BEGIN Material provided
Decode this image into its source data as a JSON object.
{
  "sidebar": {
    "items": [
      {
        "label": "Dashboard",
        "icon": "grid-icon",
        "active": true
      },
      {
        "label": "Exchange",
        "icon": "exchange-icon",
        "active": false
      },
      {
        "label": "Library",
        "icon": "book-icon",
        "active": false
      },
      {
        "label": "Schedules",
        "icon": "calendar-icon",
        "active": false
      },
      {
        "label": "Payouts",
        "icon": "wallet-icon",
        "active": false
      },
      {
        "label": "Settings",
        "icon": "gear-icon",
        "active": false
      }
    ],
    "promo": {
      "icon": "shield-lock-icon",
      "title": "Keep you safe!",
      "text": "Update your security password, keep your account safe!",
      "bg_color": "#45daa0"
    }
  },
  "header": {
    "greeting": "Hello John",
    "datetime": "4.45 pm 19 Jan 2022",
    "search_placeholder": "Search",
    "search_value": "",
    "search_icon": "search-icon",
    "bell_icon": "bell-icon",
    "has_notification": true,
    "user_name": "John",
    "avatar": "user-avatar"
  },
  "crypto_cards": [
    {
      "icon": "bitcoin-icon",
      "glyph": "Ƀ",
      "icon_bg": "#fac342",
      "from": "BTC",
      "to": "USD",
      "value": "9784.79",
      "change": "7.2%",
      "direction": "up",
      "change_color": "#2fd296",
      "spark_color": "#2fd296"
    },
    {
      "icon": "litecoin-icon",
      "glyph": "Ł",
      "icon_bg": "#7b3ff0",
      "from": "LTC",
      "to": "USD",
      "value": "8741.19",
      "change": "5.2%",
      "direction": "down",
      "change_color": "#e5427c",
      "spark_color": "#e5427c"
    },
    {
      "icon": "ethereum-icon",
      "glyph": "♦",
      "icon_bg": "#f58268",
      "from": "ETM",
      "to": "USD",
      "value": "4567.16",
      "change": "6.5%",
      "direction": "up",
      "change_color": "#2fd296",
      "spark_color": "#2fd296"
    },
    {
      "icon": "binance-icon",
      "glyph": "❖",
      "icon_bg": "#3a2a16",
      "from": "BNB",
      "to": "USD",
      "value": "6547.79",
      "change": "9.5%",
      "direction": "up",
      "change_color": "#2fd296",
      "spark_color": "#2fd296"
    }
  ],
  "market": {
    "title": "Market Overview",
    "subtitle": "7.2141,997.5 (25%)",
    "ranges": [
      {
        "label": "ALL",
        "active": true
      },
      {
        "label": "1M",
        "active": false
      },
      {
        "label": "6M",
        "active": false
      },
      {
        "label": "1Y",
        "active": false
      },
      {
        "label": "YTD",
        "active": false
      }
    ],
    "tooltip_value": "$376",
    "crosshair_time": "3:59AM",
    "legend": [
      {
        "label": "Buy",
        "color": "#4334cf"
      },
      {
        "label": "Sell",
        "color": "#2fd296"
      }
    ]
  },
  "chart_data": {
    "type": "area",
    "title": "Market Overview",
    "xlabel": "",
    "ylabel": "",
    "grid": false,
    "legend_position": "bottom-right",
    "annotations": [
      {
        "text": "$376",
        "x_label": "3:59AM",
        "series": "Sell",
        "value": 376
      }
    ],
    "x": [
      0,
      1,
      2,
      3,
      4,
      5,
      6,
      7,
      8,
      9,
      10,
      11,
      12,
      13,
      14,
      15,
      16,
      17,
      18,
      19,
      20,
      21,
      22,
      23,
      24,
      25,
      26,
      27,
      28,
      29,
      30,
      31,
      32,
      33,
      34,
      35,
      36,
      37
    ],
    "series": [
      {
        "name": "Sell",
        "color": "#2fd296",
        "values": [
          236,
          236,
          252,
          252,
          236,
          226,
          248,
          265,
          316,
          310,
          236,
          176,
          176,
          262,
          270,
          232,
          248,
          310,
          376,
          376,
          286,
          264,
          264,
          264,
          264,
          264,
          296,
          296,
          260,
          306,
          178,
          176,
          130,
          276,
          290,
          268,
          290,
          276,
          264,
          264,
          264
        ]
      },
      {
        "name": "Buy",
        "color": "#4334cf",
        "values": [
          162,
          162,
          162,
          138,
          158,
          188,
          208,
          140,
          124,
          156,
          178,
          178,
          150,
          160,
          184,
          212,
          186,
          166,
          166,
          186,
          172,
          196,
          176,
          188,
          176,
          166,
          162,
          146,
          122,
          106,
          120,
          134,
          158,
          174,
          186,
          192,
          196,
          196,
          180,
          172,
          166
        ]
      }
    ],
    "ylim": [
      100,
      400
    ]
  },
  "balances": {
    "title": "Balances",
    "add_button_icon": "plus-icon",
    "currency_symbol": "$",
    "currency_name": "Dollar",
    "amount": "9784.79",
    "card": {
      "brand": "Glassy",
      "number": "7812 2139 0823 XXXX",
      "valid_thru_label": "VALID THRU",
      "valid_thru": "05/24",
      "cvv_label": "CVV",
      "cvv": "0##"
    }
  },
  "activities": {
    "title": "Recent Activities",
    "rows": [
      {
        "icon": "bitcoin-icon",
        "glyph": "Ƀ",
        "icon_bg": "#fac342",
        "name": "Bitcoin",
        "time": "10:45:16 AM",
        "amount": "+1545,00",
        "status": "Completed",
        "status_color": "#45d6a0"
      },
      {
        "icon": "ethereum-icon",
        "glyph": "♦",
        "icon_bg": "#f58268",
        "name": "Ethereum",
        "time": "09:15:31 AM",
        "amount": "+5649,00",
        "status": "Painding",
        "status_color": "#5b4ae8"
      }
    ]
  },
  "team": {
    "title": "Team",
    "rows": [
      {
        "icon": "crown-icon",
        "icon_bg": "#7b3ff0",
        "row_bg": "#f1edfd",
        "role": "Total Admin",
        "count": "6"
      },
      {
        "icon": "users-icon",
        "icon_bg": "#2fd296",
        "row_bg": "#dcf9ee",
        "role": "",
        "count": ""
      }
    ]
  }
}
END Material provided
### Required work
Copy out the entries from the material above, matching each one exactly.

### Expected answer
Decode this image into its source data as a JSON object.
{
  "sidebar": {
    "items": [
      {
        "label": "Dashboard",
        "icon": "grid-icon",
        "active": true
      },
      {
        "label": "Exchange",
        "icon": "exchange-icon",
        "active": false
      },
      {
        "label": "Library",
        "icon": "book-icon",
        "active": false
      },
      {
        "label": "Schedules",
        "icon": "calendar-icon",
        "active": false
      },
      {
        "label": "Payouts",
        "icon": "wallet-icon",
        "active": false
      },
      {
        "label": "Settings",
        "icon": "gear-icon",
        "active": false
      }
    ],
    "promo": {
      "icon": "shield-lock-icon",
      "title": "Keep you safe!",
      "text": "Update your security password, keep your account safe!",
      "bg_color": "#45daa0"
    }
  },
  "header": {
    "greeting": "Hello John",
    "datetime": "4.45 pm 19 Jan 2022",
    "search_placeholder": "Search",
    "search_value": "",
    "search_icon": "search-icon",
    "bell_icon": "bell-icon",
    "has_notification": true,
    "user_name": "John",
    "avatar": "user-avatar"
  },
  "crypto_cards": [
    {
      "icon": "bitcoin-icon",
      "glyph": "Ƀ",
      "icon_bg": "#fac342",
      "from": "BTC",
      "to": "USD",
      "value": "9784.79",
      "change": "7.2%",
      "direction": "up",
      "change_color": "#2fd296",
      "spark_color": "#2fd296"
    },
    {
      "icon": "litecoin-icon",
      "glyph": "Ł",
      "icon_bg": "#7b3ff0",
      "from": "LTC",
      "to": "USD",
      "value": "8741.19",
      "change": "5.2%",
      "direction": "down",
      "change_color": "#e5427c",
      "spark_color": "#e5427c"
    },
    {
      "icon": "ethereum-icon",
      "glyph": "♦",
      "icon_bg": "#f58268",
      "from": "ETM",
      "to": "USD",
      "value": "4567.16",
      "change": "6.5%",
      "direction": "up",
      "change_color": "#2fd296",
      "spark_color": "#2fd296"
    },
    {
      "icon": "binance-icon",
      "glyph": "❖",
      "icon_bg": "#3a2a16",
      "from": "BNB",
      "to": "USD",
      "value": "6547.79",
      "change": "9.5%",
      "direction": "up",
      "change_color": "#2fd296",
      "spark_color": "#2fd296"
    }
  ],
  "market": {
    "title": "Market Overview",
    "subtitle": "7.2141,997.5 (25%)",
    "ranges": [
      {
        "label": "ALL",
        "active": true
      },
      {
        "label": "1M",
        "active": false
      },
      {
        "label": "6M",
        "active": false
      },
      {
        "label": "1Y",
        "active": false
      },
      {
        "label": "YTD",
        "active": false
      }
    ],
    "tooltip_value": "$376",
    "crosshair_time": "3:59AM",
    "legend": [
      {
        "label": "Buy",
        "color": "#4334cf"
      },
      {
        "label": "Sell",
        "color": "#2fd296"
      }
    ]
  },
  "chart_data": {
    "type": "area",
    "title": "Market Overview",
    "xlabel": "",
    "ylabel": "",
    "grid": false,
    "legend_position": "bottom-right",
    "annotations": [
      {
        "text": "$376",
        "x_label": "3:59AM",
        "series": "Sell",
        "value": 376
      }
    ],
    "x": [
      0,
      1,
      2,
      3,
      4,
      5,
      6,
      7,
      8,
      9,
      10,
      11,
      12,
      13,
      14,
      15,
      16,
      17,
      18,
      19,
      20,
      21,
      22,
      23,
      24,
      25,
      26,
      27,
      28,
      29,
      30,
      31,
      32,
      33,
      34,
      35,
      36,
      37
    ],
    "series": [
      {
        "name": "Sell",
        "color": "#2fd296",
        "values": [
          236,
          236,
          252,
          252,
          236,
          226,
          248,
          265,
          316,
          310,
          236,
          176,
          176,
          262,
          270,
          232,
          248,
          310,
          376,
          376,
          286,
          264,
          264,
          264,
          264,
          264,
          296,
          296,
          260,
          306,
          178,
          176,
          130,
          276,
          290,
          268,
          290,
          276,
          264,
          264,
          264
        ]
      },
      {
        "name": "Buy",
        "color": "#4334cf",
        "values": [
          162,
          162,
          162,
          138,
          158,
          188,
          208,
          140,
          124,
          156,
          178,
          178,
          150,
          160,
          184,
          212,
          186,
          166,
          166,
          186,
          172,
          196,
          176,
          188,
          176,
          166,
          162,
          146,
          122,
          106,
          120,
          134,
          158,
          174,
          186,
          192,
          196,
          196,
          180,
          172,
          166
        ]
      }
    ],
    "ylim": [
      100,
      400
    ]
  },
  "balances": {
    "title": "Balances",
    "add_button_icon": "plus-icon",
    "currency_symbol": "$",
    "currency_name": "Dollar",
    "amount": "9784.79",
    "card": {
      "brand": "Glassy",
      "number": "7812 2139 0823 XXXX",
      "valid_thru_label": "VALID THRU",
      "valid_thru": "05/24",
      "cvv_label": "CVV",
      "cvv": "0##"
    }
  },
  "activities": {
    "title": "Recent Activities",
    "rows": [
      {
        "icon": "bitcoin-icon",
        "glyph": "Ƀ",
        "icon_bg": "#fac342",
        "name": "Bitcoin",
        "time": "10:45:16 AM",
        "amount": "+1545,00",
        "status": "Completed",
        "status_color": "#45d6a0"
      },
      {
        "icon": "ethereum-icon",
        "glyph": "♦",
        "icon_bg": "#f58268",
        "name": "Ethereum",
        "time": "09:15:31 AM",
        "amount": "+5649,00",
        "status": "Painding",
        "status_color": "#5b4ae8"
      }
    ]
  },
  "team": {
    "title": "Team",
    "rows": [
      {
        "icon": "crown-icon",
        "icon_bg": "#7b3ff0",
        "row_bg": "#f1edfd",
        "role": "Total Admin",
        "count": "6"
      },
      {
        "icon": "users-icon",
        "icon_bg": "#2fd296",
        "row_bg": "#dcf9ee",
        "role": "",
        "count": ""
      }
    ]
  }
}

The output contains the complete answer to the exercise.